I have played, coached, umpired and watched many baseball games. A baseball field is sacred, filled with hope. Once when I was umpiring a Little League game, an awkward boy stepped up to the plate and swung wildly at the first pitch. “Strike!” I called. He looked back at me, “Don’t worry Blue, I always strike out.” Just eleven years old and convinced he is a failure in life. With the next pitch I saw the batter was closing his eyes when he swung. “Strike two!” He looked at me again, his eyes saying: see, I told you so. With the god-like power that umpires wield, I ordered him directly, “Open your eyes when you swing.” On the next pitch he did and fouled the ball off to the right into the stands. As the pitcher wound up to deliver strike three, I saw my meek batter now standing tall, waving his bat in the air, unblinking. The pitch came and the ball flew away—into center field for a standup double. The boy-failure had transformed into a winner. He danced on second base and gave me a wave. Paradise can be found on a baseball field.
In Puerto Plata a motorcycle taxi driver asked if I needed a lift or if I needed marijuana—both equally dangerous around here. One of the good things about hustlers is that they speak very good English. “No thanks, I have my own marijuana… from California. Where is your weed from?” He got excited and proudly pulled out his cellphone to show me pictures of his product. “Ummm, very nice buds,” I cooed. He asked the standard question, “Where are you from?” “San Francisco.” He then broke into a toothy grin, “Do you know what my American name is?” I tried to remember the names of Giants players from the Dominican Republic, Cueto or Marichal maybe? but I didn’t want to spoil his story, “No, what is it?” He could hardly contain his laughter, “Kruk ’n Kuip!” (the Giants announcers). We laughed together and bonded over baseball. A new friend in the underworld.
The sun set, the Cajon sea bass delicious, the Presidentes inebriating, the air still balmy and the streets now dark with shadowy figures blurring about.
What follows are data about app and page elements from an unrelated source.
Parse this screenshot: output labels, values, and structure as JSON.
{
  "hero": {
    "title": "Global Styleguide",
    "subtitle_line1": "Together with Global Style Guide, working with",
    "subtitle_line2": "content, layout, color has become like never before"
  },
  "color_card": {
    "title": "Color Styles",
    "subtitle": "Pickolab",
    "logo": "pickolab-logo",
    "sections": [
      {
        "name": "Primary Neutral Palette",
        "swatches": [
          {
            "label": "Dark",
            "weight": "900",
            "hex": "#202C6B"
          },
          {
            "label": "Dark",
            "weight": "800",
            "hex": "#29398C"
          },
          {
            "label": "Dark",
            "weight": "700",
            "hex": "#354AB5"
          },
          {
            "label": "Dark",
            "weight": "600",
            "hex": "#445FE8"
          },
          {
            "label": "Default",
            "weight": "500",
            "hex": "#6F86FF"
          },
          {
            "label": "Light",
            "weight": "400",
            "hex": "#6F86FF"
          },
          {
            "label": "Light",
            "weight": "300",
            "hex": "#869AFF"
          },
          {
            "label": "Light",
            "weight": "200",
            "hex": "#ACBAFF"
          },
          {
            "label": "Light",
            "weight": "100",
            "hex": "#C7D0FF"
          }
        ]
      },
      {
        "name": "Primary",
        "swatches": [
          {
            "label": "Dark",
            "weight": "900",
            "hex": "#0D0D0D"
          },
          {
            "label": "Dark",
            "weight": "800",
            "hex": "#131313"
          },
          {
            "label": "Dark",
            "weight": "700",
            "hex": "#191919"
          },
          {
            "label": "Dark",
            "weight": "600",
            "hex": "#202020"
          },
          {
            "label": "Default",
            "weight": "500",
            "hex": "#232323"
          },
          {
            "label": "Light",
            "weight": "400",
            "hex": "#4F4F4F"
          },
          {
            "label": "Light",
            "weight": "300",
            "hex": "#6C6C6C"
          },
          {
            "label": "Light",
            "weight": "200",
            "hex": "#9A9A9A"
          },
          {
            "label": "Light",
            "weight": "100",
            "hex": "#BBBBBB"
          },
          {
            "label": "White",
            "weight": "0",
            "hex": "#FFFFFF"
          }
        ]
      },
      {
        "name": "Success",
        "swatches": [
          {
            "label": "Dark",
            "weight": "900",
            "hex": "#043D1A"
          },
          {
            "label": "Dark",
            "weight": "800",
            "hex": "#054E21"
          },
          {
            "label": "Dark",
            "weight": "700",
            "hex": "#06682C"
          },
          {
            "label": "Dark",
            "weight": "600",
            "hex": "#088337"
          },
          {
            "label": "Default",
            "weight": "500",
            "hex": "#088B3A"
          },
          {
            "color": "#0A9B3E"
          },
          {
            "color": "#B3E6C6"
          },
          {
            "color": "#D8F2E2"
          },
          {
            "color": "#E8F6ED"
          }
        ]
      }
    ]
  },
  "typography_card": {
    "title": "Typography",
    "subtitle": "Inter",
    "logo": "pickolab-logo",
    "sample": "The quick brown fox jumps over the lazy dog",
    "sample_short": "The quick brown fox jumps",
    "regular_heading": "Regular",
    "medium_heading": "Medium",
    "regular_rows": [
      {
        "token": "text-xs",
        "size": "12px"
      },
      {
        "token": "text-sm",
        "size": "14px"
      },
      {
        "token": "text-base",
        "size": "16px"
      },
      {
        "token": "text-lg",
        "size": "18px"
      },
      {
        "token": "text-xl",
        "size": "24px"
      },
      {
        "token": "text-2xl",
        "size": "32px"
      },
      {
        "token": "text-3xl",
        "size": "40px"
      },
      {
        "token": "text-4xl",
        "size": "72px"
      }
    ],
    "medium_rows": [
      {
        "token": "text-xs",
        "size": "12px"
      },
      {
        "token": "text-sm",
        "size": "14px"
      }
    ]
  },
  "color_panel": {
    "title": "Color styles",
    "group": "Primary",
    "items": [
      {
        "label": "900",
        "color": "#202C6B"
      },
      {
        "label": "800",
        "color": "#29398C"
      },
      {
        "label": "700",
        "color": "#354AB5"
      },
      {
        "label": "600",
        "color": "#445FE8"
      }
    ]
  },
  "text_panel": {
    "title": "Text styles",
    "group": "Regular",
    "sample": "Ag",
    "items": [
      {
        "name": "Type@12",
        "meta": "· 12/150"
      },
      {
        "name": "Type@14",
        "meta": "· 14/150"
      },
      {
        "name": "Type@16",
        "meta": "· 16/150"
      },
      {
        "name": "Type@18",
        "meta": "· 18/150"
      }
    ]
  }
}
A group of motorcycles raced by loudly and my nerves crept in as I tried to find the way back to my hotel. Suddenly it no longer felt like paradise. I had to backtrack twice before discovering my hotel. I’d like to think Christopher had the same problem. A wave of relief washed my worries when I rang the bell at the small gate in the barbed-wire-topped-iron-fence-wall—my portal back to paradise. The skinny dark-skinned guard opened the gate and greeted me with a smile and by name, “Hola, Mister James.” He wore shorts but no shirt, flip-flops and a St. Louis Cardinals baseball hat. In his right hand he wielded a pistol-grip shotgun, his finger near the trigger. “Buenas noches,” I said and he smiled again, “Have a good night.”
And I did, safe in my paradise prison. No problema.
* * * *